» EXERCISE:
What you return must match the records exactly, except that the pictures are gone.

» DATA TO USE:
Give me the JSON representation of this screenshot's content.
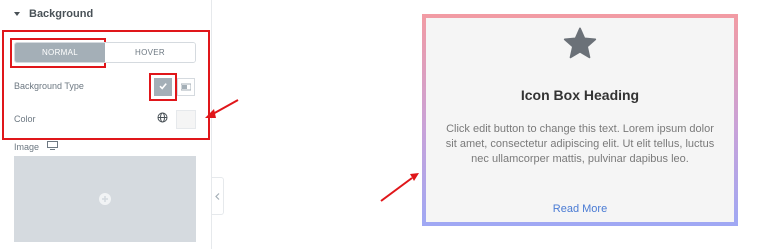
{
  "panel": {
    "section_title": "Background",
    "tabs": [
      {
        "label": "NORMAL",
        "active": true
      },
      {
        "label": "HOVER",
        "active": false
      }
    ],
    "background_type_label": "Background Type",
    "color_label": "Color",
    "image_label": "Image",
    "icons": {
      "caret": "caret-down-icon",
      "classic": "check-icon",
      "gradient": "gradient-icon",
      "global": "globe-icon",
      "responsive": "desktop-icon",
      "add": "plus-icon",
      "collapse": "chevron-left-icon"
    },
    "color_value": "#f5f5f5"
  },
  "preview": {
    "icon": "star-icon",
    "heading": "Icon Box Heading",
    "description": "Click edit button to change this text. Lorem ipsum dolor sit amet, consectetur adipiscing elit. Ut elit tellus, luctus nec ullamcorper mattis, pulvinar dapibus leo.",
    "link_label": "Read More",
    "border_gradient": [
      "#f29ba3",
      "#9fa8f4"
    ]
  },
  "annotations": {
    "highlight_color": "#e0161a"
  }
}
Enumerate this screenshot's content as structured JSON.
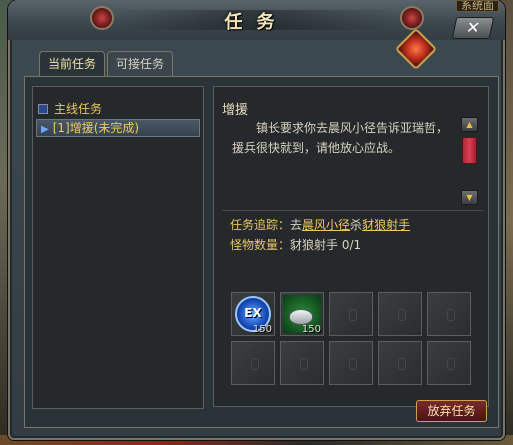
{
  "window": {
    "title": "任务",
    "close_label": "✕"
  },
  "corner_label": "系统面",
  "tabs": [
    {
      "label": "当前任务",
      "active": true
    },
    {
      "label": "可接任务",
      "active": false
    }
  ],
  "quest_tree": {
    "category": "主线任务",
    "items": [
      {
        "label": "[1]增援(未完成)",
        "selected": true
      }
    ]
  },
  "quest_detail": {
    "title": "增援",
    "description": "镇长要求你去晨风小径告诉亚瑞哲，援兵很快就到，请他放心应战。",
    "track_label": "任务追踪：",
    "track_prefix": "去",
    "track_link_1": "晨风小径",
    "track_middle": "杀",
    "track_link_2": "豺狼射手",
    "monster_label": "怪物数量：",
    "monster_value": "豺狼射手 0/1"
  },
  "rewards": [
    {
      "icon": "exp-orb-icon",
      "badge": "EX",
      "count": "150"
    },
    {
      "icon": "silver-coin-icon",
      "count": "150"
    }
  ],
  "scroll": {
    "up": "▲",
    "down": "▼"
  },
  "abandon_button": "放弃任务",
  "colors": {
    "accent_gold": "#e6c766",
    "link": "#f0c860",
    "button_red": "#7a2a2a"
  }
}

» ANSWER FOR THE TASK:
Give me the JSON representation of this screenshot's content.
{
  "panel": {
    "section_title": "Background",
    "tabs": [
      {
        "label": "NORMAL",
        "active": true
      },
      {
        "label": "HOVER",
        "active": false
      }
    ],
    "background_type_label": "Background Type",
    "color_label": "Color",
    "image_label": "Image",
    "icons": {
      "caret": "caret-down-icon",
      "classic": "check-icon",
      "gradient": "gradient-icon",
      "global": "globe-icon",
      "responsive": "desktop-icon",
      "add": "plus-icon",
      "collapse": "chevron-left-icon"
    },
    "color_value": "#f5f5f5"
  },
  "preview": {
    "icon": "star-icon",
    "heading": "Icon Box Heading",
    "description": "Click edit button to change this text. Lorem ipsum dolor sit amet, consectetur adipiscing elit. Ut elit tellus, luctus nec ullamcorper mattis, pulvinar dapibus leo.",
    "link_label": "Read More",
    "border_gradient": [
      "#f29ba3",
      "#9fa8f4"
    ]
  },
  "annotations": {
    "highlight_color": "#e0161a"
  }
}
Enumerate this screenshot's content as structured JSON.
{
  "window": {
    "title": "任务",
    "close_label": "✕"
  },
  "corner_label": "系统面",
  "tabs": [
    {
      "label": "当前任务",
      "active": true
    },
    {
      "label": "可接任务",
      "active": false
    }
  ],
  "quest_tree": {
    "category": "主线任务",
    "items": [
      {
        "label": "[1]增援(未完成)",
        "selected": true
      }
    ]
  },
  "quest_detail": {
    "title": "增援",
    "description": "镇长要求你去晨风小径告诉亚瑞哲，援兵很快就到，请他放心应战。",
    "track_label": "任务追踪：",
    "track_prefix": "去",
    "track_link_1": "晨风小径",
    "track_middle": "杀",
    "track_link_2": "豺狼射手",
    "monster_label": "怪物数量：",
    "monster_value": "豺狼射手 0/1"
  },
  "rewards": [
    {
      "icon": "exp-orb-icon",
      "badge": "EX",
      "count": "150"
    },
    {
      "icon": "silver-coin-icon",
      "count": "150"
    }
  ],
  "scroll": {
    "up": "▲",
    "down": "▼"
  },
  "abandon_button": "放弃任务",
  "colors": {
    "accent_gold": "#e6c766",
    "link": "#f0c860",
    "button_red": "#7a2a2a"
  }
}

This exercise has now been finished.